(On if there is a certain element to have to be successful in the playoffs)
I think that I could give you the stats of it, but I think that turnovers are right at the top of playoff football importance. For the most part, the teams that are in the playoffs are pretty evenly matched and it's only going to take a little bit to decide those games so, ball possession and field position gained when a teams loses the ball on turnovers, that's going to be huge. There are a lot of plays that aren't listed as turnovers, so they kind of fall in that same category. Even though they may not show up in the stat sheet, like a missed FG. If you miss a 40-yard FG, that's the same as fumbling the ball. They have the ball, you have no points and they have that field position from what it would've been if he made the FG. Those kinds of plays just get magnified I think, just because of the closeness in the competitive levels of the teams and what's at stake. It's one play, just one thing that can determine the outcome of the game and the outcome of your season.
(On Tedy Bruschi)

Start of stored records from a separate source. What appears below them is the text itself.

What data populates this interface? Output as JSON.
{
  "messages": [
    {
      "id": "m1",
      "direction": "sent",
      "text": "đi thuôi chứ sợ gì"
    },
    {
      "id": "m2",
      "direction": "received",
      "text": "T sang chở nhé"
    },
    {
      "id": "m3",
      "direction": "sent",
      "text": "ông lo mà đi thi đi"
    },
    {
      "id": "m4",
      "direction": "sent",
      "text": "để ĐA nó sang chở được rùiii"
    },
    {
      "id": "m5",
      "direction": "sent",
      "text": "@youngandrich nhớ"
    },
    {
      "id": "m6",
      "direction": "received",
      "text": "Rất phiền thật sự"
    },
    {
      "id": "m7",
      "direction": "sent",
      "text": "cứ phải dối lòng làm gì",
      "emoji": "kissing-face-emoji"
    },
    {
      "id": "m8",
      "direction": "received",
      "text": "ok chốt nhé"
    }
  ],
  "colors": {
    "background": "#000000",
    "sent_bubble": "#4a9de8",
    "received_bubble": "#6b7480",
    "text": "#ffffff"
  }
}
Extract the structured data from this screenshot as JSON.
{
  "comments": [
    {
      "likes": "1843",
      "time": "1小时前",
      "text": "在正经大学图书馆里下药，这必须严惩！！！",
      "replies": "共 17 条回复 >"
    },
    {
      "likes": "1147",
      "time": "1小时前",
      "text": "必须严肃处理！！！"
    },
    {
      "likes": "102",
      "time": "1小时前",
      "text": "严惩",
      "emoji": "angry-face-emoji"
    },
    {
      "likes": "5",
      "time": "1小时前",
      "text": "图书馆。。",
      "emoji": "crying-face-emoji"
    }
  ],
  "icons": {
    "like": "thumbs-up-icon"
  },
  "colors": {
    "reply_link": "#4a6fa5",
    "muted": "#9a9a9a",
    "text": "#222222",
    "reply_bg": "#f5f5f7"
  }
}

It's great to have Tedy out there. He's a good player. He's a very enthusiastic and energetic player. He's a great leader. He brings a lot of positives to the team and a lot of positives to the field when he's out there, whether it is on defense or the kicking team where he's played a number of plays for us. It's great to have him back. I think that his game and play has improved steadily through the course of the season since he's started playing in the seventh game. He's just gotten better each week. He's always been good, but I think missing all that time in training camp and the first games of the season, you're just not as sharp or see things as quickly. It might just be a split second but I think with each game his timing, reactions and reactive quickness is improving and he's continuing to play better and better. That's great for our football team and I'm obviously happy for him that he's able to achieve and play at that level. He's worked hard and I think he's deserved the success that he's having.